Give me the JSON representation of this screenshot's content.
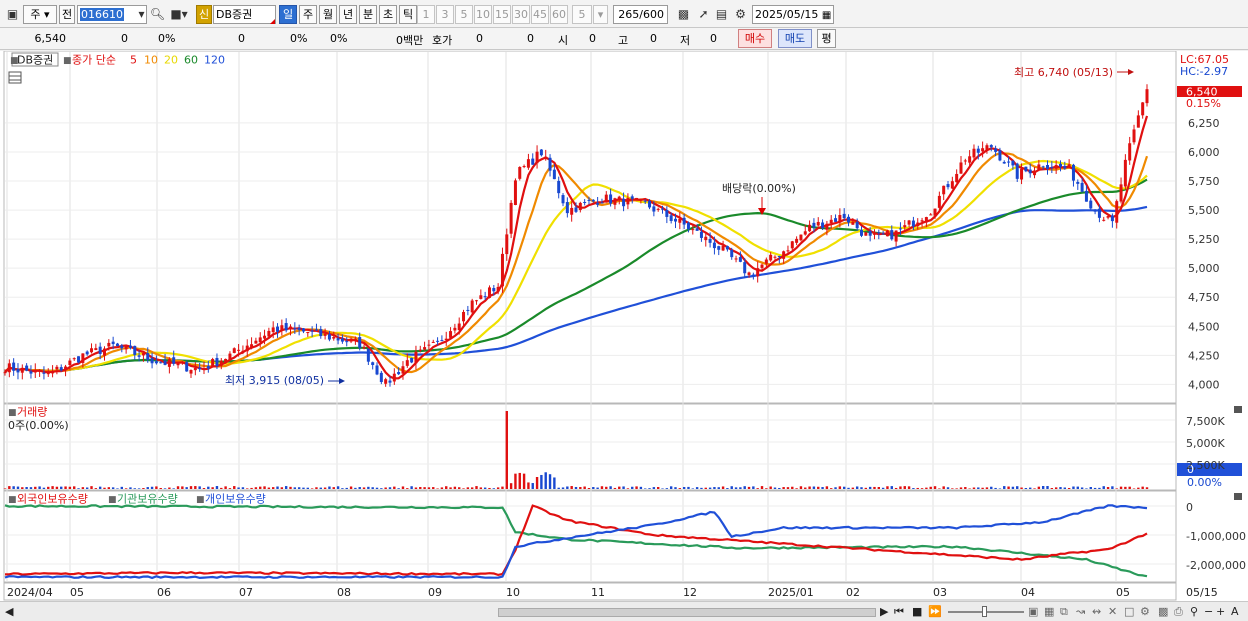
{
  "toolbar": {
    "period_type": "주",
    "prev_label": "전",
    "code": "016610",
    "stock_new_badge": "신",
    "stock_name": "DB증권",
    "periods": [
      "일",
      "주",
      "월",
      "년",
      "분",
      "초",
      "틱"
    ],
    "active_period": "일",
    "minutes": [
      "1",
      "3",
      "5",
      "10",
      "15",
      "30",
      "45",
      "60"
    ],
    "custom_minute": "5",
    "count": "265",
    "count_total": "/600",
    "date": "2025/05/15"
  },
  "infobar": {
    "price": "6,540",
    "change": "0",
    "change_pct": "0%",
    "volume": "0",
    "vol_pct1": "0%",
    "vol_pct2": "0%",
    "amount": "0백만",
    "quote_label": "호가",
    "quote1": "0",
    "quote2": "0",
    "open_label": "시",
    "open": "0",
    "high_label": "고",
    "high": "0",
    "low_label": "저",
    "low": "0",
    "buy_label": "매수",
    "sell_label": "매도",
    "eval_label": "평"
  },
  "price_panel": {
    "stock_tag": "DB증권",
    "legend_prefix": "종가 단순",
    "ma_legend": [
      {
        "period": "5",
        "color": "#e01010"
      },
      {
        "period": "10",
        "color": "#f08a00"
      },
      {
        "period": "20",
        "color": "#e8d800"
      },
      {
        "period": "60",
        "color": "#1a8a2a"
      },
      {
        "period": "120",
        "color": "#2050d8"
      }
    ],
    "lc_label": "LC:67.05",
    "hc_label": "HC:-2.97",
    "current_price_tag": "6,540",
    "current_change_tag": "0.15%",
    "high_annotation": "최고 6,740 (05/13)",
    "low_annotation": "최저 3,915 (08/05)",
    "dividend_annotation": "배당락(0.00%)",
    "y_ticks": [
      "6,250",
      "6,000",
      "5,750",
      "5,500",
      "5,250",
      "5,000",
      "4,750",
      "4,500",
      "4,250",
      "4,000"
    ]
  },
  "volume_panel": {
    "title": "거래량",
    "value": "0주(0.00%)",
    "y_ticks": [
      "7,500K",
      "5,000K",
      "2,500K"
    ],
    "current_tag": "0",
    "current_pct": "0.00%"
  },
  "holding_panel": {
    "legend": [
      "외국인보유수량",
      "기관보유수량",
      "개인보유수량"
    ],
    "y_ticks": [
      "0",
      "-1,000,000",
      "-2,000,000"
    ]
  },
  "x_axis": [
    "2024/04",
    "05",
    "06",
    "07",
    "08",
    "09",
    "10",
    "11",
    "12",
    "2025/01",
    "02",
    "03",
    "04",
    "05",
    "05/15"
  ],
  "colors": {
    "up": "#e01010",
    "down": "#1848d0",
    "ma5": "#e01010",
    "ma10": "#f08a00",
    "ma20": "#f0e000",
    "ma60": "#1a8a2a",
    "ma120": "#2050d8",
    "foreign": "#e01010",
    "institution": "#2a9a5a",
    "individual": "#2050d8"
  },
  "chart_data": {
    "type": "candlestick",
    "period": "daily",
    "x_range": [
      "2024/04",
      "2025/05/15"
    ],
    "ylim": [
      3900,
      6800
    ],
    "price_path_monthly": [
      {
        "month": "2024/04",
        "close": 4150
      },
      {
        "month": "2024/05",
        "close": 4300
      },
      {
        "month": "2024/06",
        "close": 4100
      },
      {
        "month": "2024/07",
        "close": 4500
      },
      {
        "month": "2024/08",
        "close": 4300
      },
      {
        "month": "2024/09",
        "close": 5950
      },
      {
        "month": "2024/10",
        "close": 5600
      },
      {
        "month": "2024/11",
        "close": 5000
      },
      {
        "month": "2024/12",
        "close": 5350
      },
      {
        "month": "2025/01",
        "close": 5300
      },
      {
        "month": "2025/02",
        "close": 6050
      },
      {
        "month": "2025/03",
        "close": 5850
      },
      {
        "month": "2025/04",
        "close": 5400
      },
      {
        "month": "2025/05",
        "close": 6540
      }
    ],
    "highest": {
      "value": 6740,
      "date": "05/13"
    },
    "lowest": {
      "value": 3915,
      "date": "08/05"
    },
    "last_close": 6540,
    "moving_averages": [
      "5",
      "10",
      "20",
      "60",
      "120"
    ],
    "volume_peak_month": "2024/09",
    "volume_ylim": [
      0,
      8000000
    ],
    "holding_series": [
      {
        "name": "외국인보유수량"
      },
      {
        "name": "기관보유수량"
      },
      {
        "name": "개인보유수량"
      }
    ]
  }
}
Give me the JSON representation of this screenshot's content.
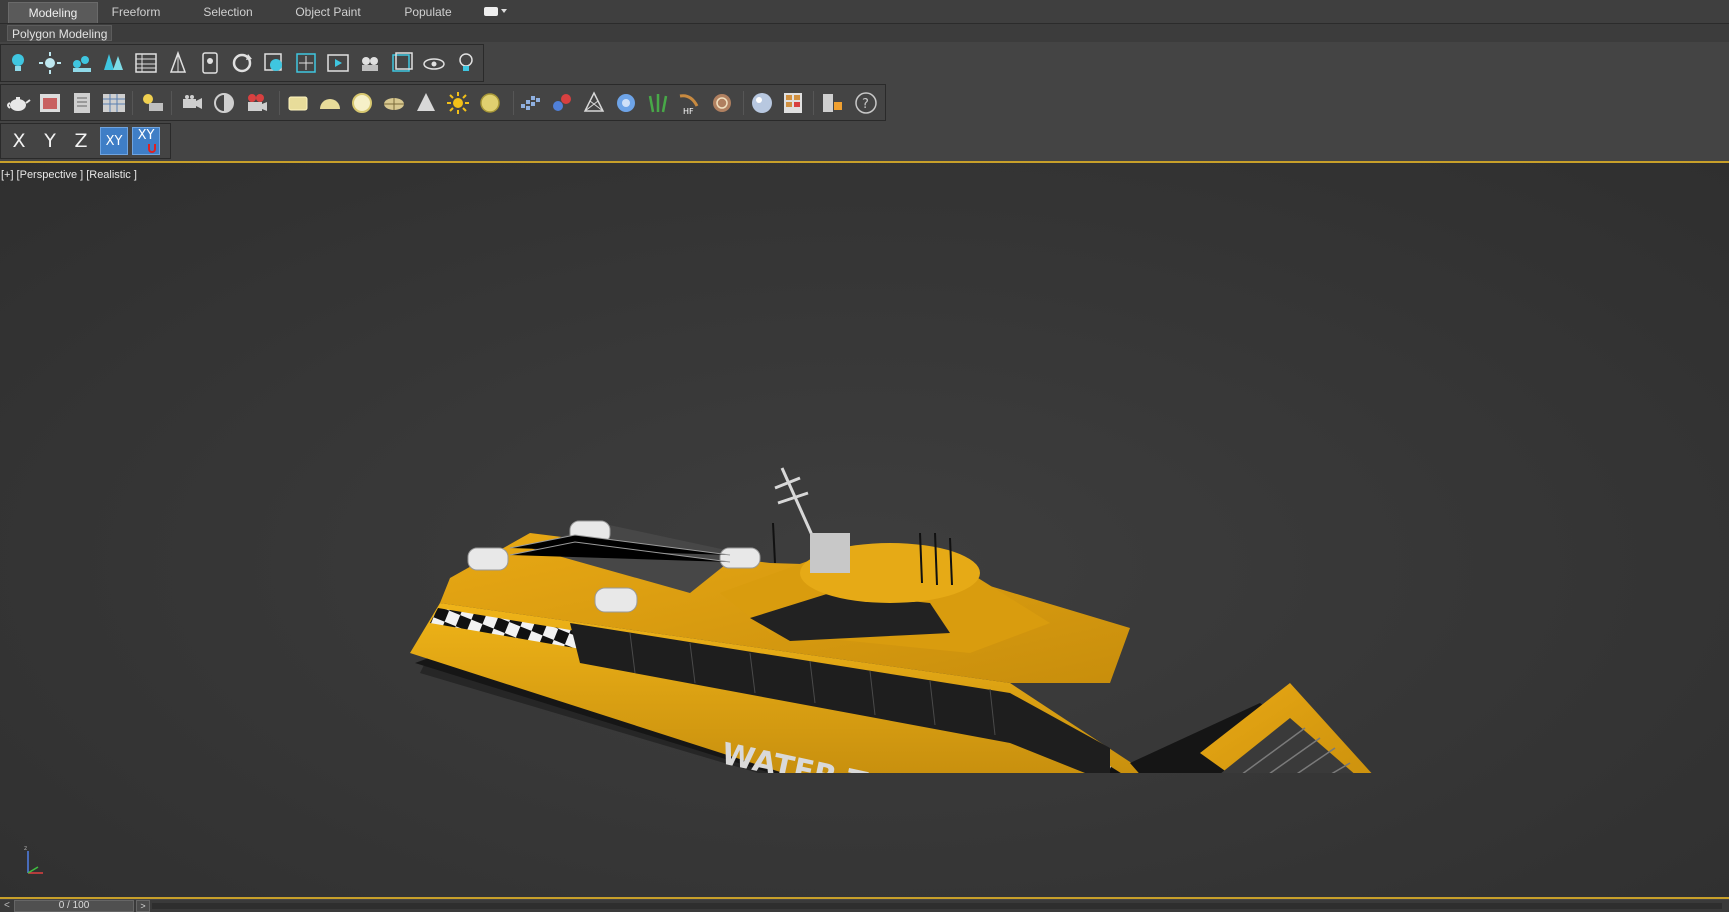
{
  "ribbon": {
    "tabs": [
      "Modeling",
      "Freeform",
      "Selection",
      "Object Paint",
      "Populate"
    ],
    "active_tab": "Modeling",
    "panel_title": "Polygon Modeling"
  },
  "axis_constraints": {
    "x": "X",
    "y": "Y",
    "z": "Z",
    "xy": "XY",
    "xy_snap": "XY"
  },
  "viewport": {
    "label_plus": "[+]",
    "label_view": "[Perspective ]",
    "label_shading": "[Realistic ]",
    "model_text": "WATER TAXI",
    "tripod_z": "z"
  },
  "timeline": {
    "left_arrow": "<",
    "frame": "0 / 100",
    "right_arrow": ">"
  },
  "colors": {
    "accent_blue": "#3f7ec6",
    "viewport_border": "#c8a02a",
    "hull_yellow": "#e0a412"
  }
}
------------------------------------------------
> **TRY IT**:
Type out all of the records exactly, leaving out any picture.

> **SOLVED PROBLEM**:
Give me the JSON representation of this screenshot's content.
{
  "toolbar": {
    "period_type": "주",
    "prev_label": "전",
    "code": "016610",
    "stock_new_badge": "신",
    "stock_name": "DB증권",
    "periods": [
      "일",
      "주",
      "월",
      "년",
      "분",
      "초",
      "틱"
    ],
    "active_period": "일",
    "minutes": [
      "1",
      "3",
      "5",
      "10",
      "15",
      "30",
      "45",
      "60"
    ],
    "custom_minute": "5",
    "count": "265",
    "count_total": "/600",
    "date": "2025/05/15"
  },
  "infobar": {
    "price": "6,540",
    "change": "0",
    "change_pct": "0%",
    "volume": "0",
    "vol_pct1": "0%",
    "vol_pct2": "0%",
    "amount": "0백만",
    "quote_label": "호가",
    "quote1": "0",
    "quote2": "0",
    "open_label": "시",
    "open": "0",
    "high_label": "고",
    "high": "0",
    "low_label": "저",
    "low": "0",
    "buy_label": "매수",
    "sell_label": "매도",
    "eval_label": "평"
  },
  "price_panel": {
    "stock_tag": "DB증권",
    "legend_prefix": "종가 단순",
    "ma_legend": [
      {
        "period": "5",
        "color": "#e01010"
      },
      {
        "period": "10",
        "color": "#f08a00"
      },
      {
        "period": "20",
        "color": "#e8d800"
      },
      {
        "period": "60",
        "color": "#1a8a2a"
      },
      {
        "period": "120",
        "color": "#2050d8"
      }
    ],
    "lc_label": "LC:67.05",
    "hc_label": "HC:-2.97",
    "current_price_tag": "6,540",
    "current_change_tag": "0.15%",
    "high_annotation": "최고 6,740 (05/13)",
    "low_annotation": "최저 3,915 (08/05)",
    "dividend_annotation": "배당락(0.00%)",
    "y_ticks": [
      "6,250",
      "6,000",
      "5,750",
      "5,500",
      "5,250",
      "5,000",
      "4,750",
      "4,500",
      "4,250",
      "4,000"
    ]
  },
  "volume_panel": {
    "title": "거래량",
    "value": "0주(0.00%)",
    "y_ticks": [
      "7,500K",
      "5,000K",
      "2,500K"
    ],
    "current_tag": "0",
    "current_pct": "0.00%"
  },
  "holding_panel": {
    "legend": [
      "외국인보유수량",
      "기관보유수량",
      "개인보유수량"
    ],
    "y_ticks": [
      "0",
      "-1,000,000",
      "-2,000,000"
    ]
  },
  "x_axis": [
    "2024/04",
    "05",
    "06",
    "07",
    "08",
    "09",
    "10",
    "11",
    "12",
    "2025/01",
    "02",
    "03",
    "04",
    "05",
    "05/15"
  ],
  "colors": {
    "up": "#e01010",
    "down": "#1848d0",
    "ma5": "#e01010",
    "ma10": "#f08a00",
    "ma20": "#f0e000",
    "ma60": "#1a8a2a",
    "ma120": "#2050d8",
    "foreign": "#e01010",
    "institution": "#2a9a5a",
    "individual": "#2050d8"
  },
  "chart_data": {
    "type": "candlestick",
    "period": "daily",
    "x_range": [
      "2024/04",
      "2025/05/15"
    ],
    "ylim": [
      3900,
      6800
    ],
    "price_path_monthly": [
      {
        "month": "2024/04",
        "close": 4150
      },
      {
        "month": "2024/05",
        "close": 4300
      },
      {
        "month": "2024/06",
        "close": 4100
      },
      {
        "month": "2024/07",
        "close": 4500
      },
      {
        "month": "2024/08",
        "close": 4300
      },
      {
        "month": "2024/09",
        "close": 5950
      },
      {
        "month": "2024/10",
        "close": 5600
      },
      {
        "month": "2024/11",
        "close": 5000
      },
      {
        "month": "2024/12",
        "close": 5350
      },
      {
        "month": "2025/01",
        "close": 5300
      },
      {
        "month": "2025/02",
        "close": 6050
      },
      {
        "month": "2025/03",
        "close": 5850
      },
      {
        "month": "2025/04",
        "close": 5400
      },
      {
        "month": "2025/05",
        "close": 6540
      }
    ],
    "highest": {
      "value": 6740,
      "date": "05/13"
    },
    "lowest": {
      "value": 3915,
      "date": "08/05"
    },
    "last_close": 6540,
    "moving_averages": [
      "5",
      "10",
      "20",
      "60",
      "120"
    ],
    "volume_peak_month": "2024/09",
    "volume_ylim": [
      0,
      8000000
    ],
    "holding_series": [
      {
        "name": "외국인보유수량"
      },
      {
        "name": "기관보유수량"
      },
      {
        "name": "개인보유수량"
      }
    ]
  }
}
Give me the JSON representation of this screenshot's content.
{
  "ribbon": {
    "tabs": [
      "Modeling",
      "Freeform",
      "Selection",
      "Object Paint",
      "Populate"
    ],
    "active_tab": "Modeling",
    "panel_title": "Polygon Modeling"
  },
  "axis_constraints": {
    "x": "X",
    "y": "Y",
    "z": "Z",
    "xy": "XY",
    "xy_snap": "XY"
  },
  "viewport": {
    "label_plus": "[+]",
    "label_view": "[Perspective ]",
    "label_shading": "[Realistic ]",
    "model_text": "WATER TAXI",
    "tripod_z": "z"
  },
  "timeline": {
    "left_arrow": "<",
    "frame": "0 / 100",
    "right_arrow": ">"
  },
  "colors": {
    "accent_blue": "#3f7ec6",
    "viewport_border": "#c8a02a",
    "hull_yellow": "#e0a412"
  }
}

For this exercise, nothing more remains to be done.